» Task to carry out: Line by line, check the data for the string "title" and state how many lines have it, nothing more.

Dataset rows describing interfaces
========================================================================

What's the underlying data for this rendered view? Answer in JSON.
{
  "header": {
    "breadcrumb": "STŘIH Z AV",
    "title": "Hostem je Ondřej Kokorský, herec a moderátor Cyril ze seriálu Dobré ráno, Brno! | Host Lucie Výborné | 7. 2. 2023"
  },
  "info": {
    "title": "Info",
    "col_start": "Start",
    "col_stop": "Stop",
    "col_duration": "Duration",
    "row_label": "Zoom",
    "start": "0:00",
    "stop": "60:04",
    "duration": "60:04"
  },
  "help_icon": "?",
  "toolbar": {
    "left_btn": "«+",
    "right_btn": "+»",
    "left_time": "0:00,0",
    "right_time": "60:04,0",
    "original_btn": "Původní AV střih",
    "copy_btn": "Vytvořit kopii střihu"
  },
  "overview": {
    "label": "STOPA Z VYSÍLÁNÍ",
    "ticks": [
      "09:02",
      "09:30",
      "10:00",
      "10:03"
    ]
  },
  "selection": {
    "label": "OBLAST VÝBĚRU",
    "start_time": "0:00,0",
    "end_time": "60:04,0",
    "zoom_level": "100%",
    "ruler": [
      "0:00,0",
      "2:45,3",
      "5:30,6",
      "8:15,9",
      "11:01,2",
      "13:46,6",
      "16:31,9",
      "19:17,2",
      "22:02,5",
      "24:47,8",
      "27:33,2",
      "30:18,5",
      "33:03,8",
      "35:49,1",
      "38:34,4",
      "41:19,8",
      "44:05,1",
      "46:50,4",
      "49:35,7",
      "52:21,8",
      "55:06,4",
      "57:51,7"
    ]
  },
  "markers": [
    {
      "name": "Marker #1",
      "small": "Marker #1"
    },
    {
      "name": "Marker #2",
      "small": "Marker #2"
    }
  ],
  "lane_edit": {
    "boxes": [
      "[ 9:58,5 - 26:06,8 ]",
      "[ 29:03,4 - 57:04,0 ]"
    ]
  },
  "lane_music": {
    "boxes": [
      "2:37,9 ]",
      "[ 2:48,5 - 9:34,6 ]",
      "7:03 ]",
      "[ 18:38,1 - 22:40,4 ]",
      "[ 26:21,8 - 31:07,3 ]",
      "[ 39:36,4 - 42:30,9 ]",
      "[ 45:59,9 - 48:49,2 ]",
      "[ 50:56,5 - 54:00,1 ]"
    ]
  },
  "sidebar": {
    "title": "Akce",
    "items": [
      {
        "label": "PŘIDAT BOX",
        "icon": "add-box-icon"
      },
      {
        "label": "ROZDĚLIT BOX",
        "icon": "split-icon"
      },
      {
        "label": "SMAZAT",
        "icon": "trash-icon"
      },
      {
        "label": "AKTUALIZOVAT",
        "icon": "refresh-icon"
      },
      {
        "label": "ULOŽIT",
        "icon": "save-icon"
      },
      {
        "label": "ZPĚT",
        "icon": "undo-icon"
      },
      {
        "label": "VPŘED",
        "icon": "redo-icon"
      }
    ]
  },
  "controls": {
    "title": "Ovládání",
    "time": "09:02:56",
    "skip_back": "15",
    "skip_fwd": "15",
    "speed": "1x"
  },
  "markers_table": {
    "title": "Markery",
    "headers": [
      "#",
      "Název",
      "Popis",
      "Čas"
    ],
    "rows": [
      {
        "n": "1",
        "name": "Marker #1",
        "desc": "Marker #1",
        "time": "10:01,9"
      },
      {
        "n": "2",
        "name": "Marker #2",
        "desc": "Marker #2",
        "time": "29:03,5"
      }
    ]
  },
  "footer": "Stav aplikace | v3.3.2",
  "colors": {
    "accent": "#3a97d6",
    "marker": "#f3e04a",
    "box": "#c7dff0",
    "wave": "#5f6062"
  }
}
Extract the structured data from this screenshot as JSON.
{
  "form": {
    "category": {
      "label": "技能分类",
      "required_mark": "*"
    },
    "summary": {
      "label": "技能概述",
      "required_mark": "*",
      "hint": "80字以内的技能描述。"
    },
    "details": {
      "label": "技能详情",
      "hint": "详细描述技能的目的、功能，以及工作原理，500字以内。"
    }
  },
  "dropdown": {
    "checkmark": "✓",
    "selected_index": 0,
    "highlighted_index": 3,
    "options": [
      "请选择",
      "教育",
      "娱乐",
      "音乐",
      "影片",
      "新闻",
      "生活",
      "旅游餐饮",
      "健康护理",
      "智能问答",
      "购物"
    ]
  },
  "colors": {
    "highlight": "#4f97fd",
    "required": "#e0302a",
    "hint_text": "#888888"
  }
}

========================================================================

» Response to the exercise: 5